Profit = Revenue – Cost – Penalties
Here, Cost refers to the cost of purchasing energy from the grid. Different energy pricing approaches may be considered. Penalties refer to any discounts that may be offered to EV drivers in case they are not scheduled. The impact of a higher population is experienced when we explore the service provider profit for an increasing number of EV requests. After a point, the profits start to decline due to an increase in the number of unscheduled EVs (Figure 7).
Figure 7: Profits with no penalties and including penalties
A solution to this problem presents itself in terms of Battery Swapping Stations (BSS). Instead of charging the EV battery at the time the EV arrives at the station, the depleted battery (DB) is exchanged with a charged battery (CB). This on average takes less than 10 minutes, which is significantly less than the time required at the EVCS. This idea has been presented in IPWEA (Institute of Public Works Engineering Australasia) article, in May 2019. Furthermore, since the batteries may now be charged at a time convenient for both the grid and the service provider in terms of energy consumed and the cost of energy, battery swapping allows for more flexible management. The revenue of the service provider now involves a service fee. Another option with BSS is to charge the DBs at an offsite location where the grid load is more manageable, resulting in a lesser load at the location of the BSS.
Figure 8: BSS at same location as EVCS along with offsite charging for batteries
Even though battery swapping brings forth concerns of the quality of the swapped battery, overall, while comparing EVCS and BSS, we find that BSS offer more flexibility and convenience for all involved entities, especially when considering densely populated areas.
For a downloadable copy of October 2019 eNewsletter which includes this article, please visit the IEEE Smart Grid Resource Center.
Vishu Gupta received her Bachelor of Science in Electrical Engineering (BSEE) in 2009 from the University of Idaho, Moscow, Idaho, USA. She further obtained her Master of Science in Electrical Engineering (MSEE) from the University of Idaho, Moscow, Idaho, USA in 2012 respectively. She is currently pursuing her PhD in Electrical Engineering from Malaviya National Institute of Technology (MNIT), Jaipur, India in the fields Electric Vehicles in realistic scenarios, charging management and artificial intelligence techniques. Her research interests include development of intelligent applications for a smarter city and transportation electrification.
Rajesh Kumar (M'08 - SM'10) received the B.Tech. (Hons.) degree from the National Institute of Technology, Kurukshetra, India, in 1994, the M.E. (Hons.) degree from Malaviya National Institute of Technology (MNIT), Jaipur, India, in 1997, and the Ph.D. degree from the University of Rajasthan, India, in 2005. Since 1995, he has been a Faculty Member in the Department of Electrical Engineering, MNIT, Jaipur, where he is serving as a Professor.
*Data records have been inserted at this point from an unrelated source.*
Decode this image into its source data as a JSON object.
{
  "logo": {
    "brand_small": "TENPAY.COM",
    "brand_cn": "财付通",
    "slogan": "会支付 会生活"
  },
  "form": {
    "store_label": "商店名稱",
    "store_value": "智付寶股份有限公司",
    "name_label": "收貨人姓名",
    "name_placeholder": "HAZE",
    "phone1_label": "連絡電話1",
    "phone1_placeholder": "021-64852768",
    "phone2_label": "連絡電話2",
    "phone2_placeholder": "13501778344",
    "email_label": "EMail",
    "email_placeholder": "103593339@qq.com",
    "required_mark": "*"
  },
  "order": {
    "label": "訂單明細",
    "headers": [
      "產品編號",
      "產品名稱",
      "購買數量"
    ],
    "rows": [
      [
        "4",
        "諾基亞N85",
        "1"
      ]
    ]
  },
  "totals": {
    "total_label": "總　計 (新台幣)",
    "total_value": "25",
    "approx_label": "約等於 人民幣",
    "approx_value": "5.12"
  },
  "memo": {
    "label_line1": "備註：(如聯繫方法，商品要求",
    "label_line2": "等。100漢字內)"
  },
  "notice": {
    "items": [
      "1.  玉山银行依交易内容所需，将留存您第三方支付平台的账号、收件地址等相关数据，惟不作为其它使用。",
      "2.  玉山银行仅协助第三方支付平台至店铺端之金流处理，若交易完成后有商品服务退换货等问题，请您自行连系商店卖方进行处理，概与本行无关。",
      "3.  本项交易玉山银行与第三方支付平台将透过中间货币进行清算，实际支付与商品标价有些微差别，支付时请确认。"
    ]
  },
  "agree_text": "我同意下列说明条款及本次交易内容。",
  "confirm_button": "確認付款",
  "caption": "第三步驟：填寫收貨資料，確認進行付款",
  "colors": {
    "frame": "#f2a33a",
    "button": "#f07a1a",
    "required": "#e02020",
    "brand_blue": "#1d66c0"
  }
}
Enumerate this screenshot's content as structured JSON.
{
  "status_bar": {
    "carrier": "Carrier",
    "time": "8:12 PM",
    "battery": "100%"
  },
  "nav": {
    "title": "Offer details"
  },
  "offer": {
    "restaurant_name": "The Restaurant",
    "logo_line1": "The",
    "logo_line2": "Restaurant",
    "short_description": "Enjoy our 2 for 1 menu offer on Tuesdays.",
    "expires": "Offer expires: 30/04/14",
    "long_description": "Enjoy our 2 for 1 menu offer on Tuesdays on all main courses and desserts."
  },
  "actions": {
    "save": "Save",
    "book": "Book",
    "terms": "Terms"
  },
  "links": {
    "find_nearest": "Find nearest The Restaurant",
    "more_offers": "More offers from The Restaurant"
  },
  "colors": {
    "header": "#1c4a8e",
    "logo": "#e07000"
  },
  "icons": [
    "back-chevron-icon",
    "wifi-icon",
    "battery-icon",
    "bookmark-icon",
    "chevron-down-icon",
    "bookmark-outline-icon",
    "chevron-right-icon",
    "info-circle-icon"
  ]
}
From 2009 to 2011, he was a Post Doctorate Research Fellow in the Department of Electrical and Computer Engineering, National University of Singapore (NUS), Singapore. His research interests include theory and practice of intelligent systems, computational intelligence and applications to power system, electrical machines and drives.
BK Panigrahi (SM'06) received the Ph.D. degree in power system from Sambalpur University, Sambalpur, India, in 2004. He is currently Professor with the Department of Electrical Engineering, Indian Institute of Technology (IIT), New Delhi, India. Prior to joining IIT, he was a Lecturer with the University College of Engineering, Sambalpur, India, for 13 years. His research interests include intelligent control of flexible ac transmission system devices, digital signal processing, power quality assessment, and application of soft computing techniques to power system.
To have the Bulletin delivered monthly to your inbox, join the IEEE Smart Grid Community.
To view archived articles, and issues, which deliver rich insight into the forces shaping the future of the smart grid. Older Bulletins (formerly eNewsletter) can be found here. To download full issues, visit the publications section of the IEEE Smart Grid Resource Center.